▶ **WORK REQUEST**
Print each record exactly, with no word added or removed.

▶ **RECORDS**
● ● ● ●

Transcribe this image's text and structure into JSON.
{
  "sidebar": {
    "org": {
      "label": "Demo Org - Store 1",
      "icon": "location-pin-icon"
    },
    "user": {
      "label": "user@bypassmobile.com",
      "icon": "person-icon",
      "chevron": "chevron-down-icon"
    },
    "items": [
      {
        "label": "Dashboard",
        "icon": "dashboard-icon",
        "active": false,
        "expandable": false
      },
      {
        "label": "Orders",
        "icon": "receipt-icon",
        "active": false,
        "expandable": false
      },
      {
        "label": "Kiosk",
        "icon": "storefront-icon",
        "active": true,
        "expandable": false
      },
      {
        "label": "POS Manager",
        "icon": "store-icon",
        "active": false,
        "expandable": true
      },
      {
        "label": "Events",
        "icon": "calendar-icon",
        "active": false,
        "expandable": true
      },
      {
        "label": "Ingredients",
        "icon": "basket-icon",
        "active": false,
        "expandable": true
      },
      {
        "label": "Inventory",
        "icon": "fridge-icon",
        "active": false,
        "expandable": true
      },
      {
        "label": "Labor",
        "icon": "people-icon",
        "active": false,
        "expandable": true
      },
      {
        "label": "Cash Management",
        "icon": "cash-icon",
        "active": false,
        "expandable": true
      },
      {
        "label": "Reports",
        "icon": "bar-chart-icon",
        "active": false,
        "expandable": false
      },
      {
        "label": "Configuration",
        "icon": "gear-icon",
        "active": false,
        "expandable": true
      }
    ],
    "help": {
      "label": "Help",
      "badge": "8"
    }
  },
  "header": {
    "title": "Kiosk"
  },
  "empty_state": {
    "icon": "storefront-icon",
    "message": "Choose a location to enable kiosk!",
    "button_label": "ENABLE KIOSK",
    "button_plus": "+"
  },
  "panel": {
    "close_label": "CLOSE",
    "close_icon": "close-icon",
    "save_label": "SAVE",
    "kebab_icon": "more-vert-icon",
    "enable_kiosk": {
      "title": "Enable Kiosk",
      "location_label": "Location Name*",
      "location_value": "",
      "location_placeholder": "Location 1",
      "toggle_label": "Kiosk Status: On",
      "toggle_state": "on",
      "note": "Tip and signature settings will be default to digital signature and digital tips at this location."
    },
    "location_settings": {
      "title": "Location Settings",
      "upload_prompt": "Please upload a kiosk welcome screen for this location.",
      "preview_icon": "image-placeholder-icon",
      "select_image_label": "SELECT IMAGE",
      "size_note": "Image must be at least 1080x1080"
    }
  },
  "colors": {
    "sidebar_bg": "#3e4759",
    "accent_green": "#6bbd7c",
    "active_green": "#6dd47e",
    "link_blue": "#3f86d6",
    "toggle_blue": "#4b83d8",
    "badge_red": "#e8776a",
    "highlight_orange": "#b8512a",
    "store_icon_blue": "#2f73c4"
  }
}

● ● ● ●

▶ **EXERCISE SOLUTION**
Transcribe this image's text and structure into JSON.
{
  "sidebar": {
    "org": {
      "label": "Demo Org - Store 1",
      "icon": "location-pin-icon"
    },
    "user": {
      "label": "user@bypassmobile.com",
      "icon": "person-icon",
      "chevron": "chevron-down-icon"
    },
    "items": [
      {
        "label": "Dashboard",
        "icon": "dashboard-icon",
        "active": false,
        "expandable": false
      },
      {
        "label": "Orders",
        "icon": "receipt-icon",
        "active": false,
        "expandable": false
      },
      {
        "label": "Kiosk",
        "icon": "storefront-icon",
        "active": true,
        "expandable": false
      },
      {
        "label": "POS Manager",
        "icon": "store-icon",
        "active": false,
        "expandable": true
      },
      {
        "label": "Events",
        "icon": "calendar-icon",
        "active": false,
        "expandable": true
      },
      {
        "label": "Ingredients",
        "icon": "basket-icon",
        "active": false,
        "expandable": true
      },
      {
        "label": "Inventory",
        "icon": "fridge-icon",
        "active": false,
        "expandable": true
      },
      {
        "label": "Labor",
        "icon": "people-icon",
        "active": false,
        "expandable": true
      },
      {
        "label": "Cash Management",
        "icon": "cash-icon",
        "active": false,
        "expandable": true
      },
      {
        "label": "Reports",
        "icon": "bar-chart-icon",
        "active": false,
        "expandable": false
      },
      {
        "label": "Configuration",
        "icon": "gear-icon",
        "active": false,
        "expandable": true
      }
    ],
    "help": {
      "label": "Help",
      "badge": "8"
    }
  },
  "header": {
    "title": "Kiosk"
  },
  "empty_state": {
    "icon": "storefront-icon",
    "message": "Choose a location to enable kiosk!",
    "button_label": "ENABLE KIOSK",
    "button_plus": "+"
  },
  "panel": {
    "close_label": "CLOSE",
    "close_icon": "close-icon",
    "save_label": "SAVE",
    "kebab_icon": "more-vert-icon",
    "enable_kiosk": {
      "title": "Enable Kiosk",
      "location_label": "Location Name*",
      "location_value": "",
      "location_placeholder": "Location 1",
      "toggle_label": "Kiosk Status: On",
      "toggle_state": "on",
      "note": "Tip and signature settings will be default to digital signature and digital tips at this location."
    },
    "location_settings": {
      "title": "Location Settings",
      "upload_prompt": "Please upload a kiosk welcome screen for this location.",
      "preview_icon": "image-placeholder-icon",
      "select_image_label": "SELECT IMAGE",
      "size_note": "Image must be at least 1080x1080"
    }
  },
  "colors": {
    "sidebar_bg": "#3e4759",
    "accent_green": "#6bbd7c",
    "active_green": "#6dd47e",
    "link_blue": "#3f86d6",
    "toggle_blue": "#4b83d8",
    "badge_red": "#e8776a",
    "highlight_orange": "#b8512a",
    "store_icon_blue": "#2f73c4"
  }
}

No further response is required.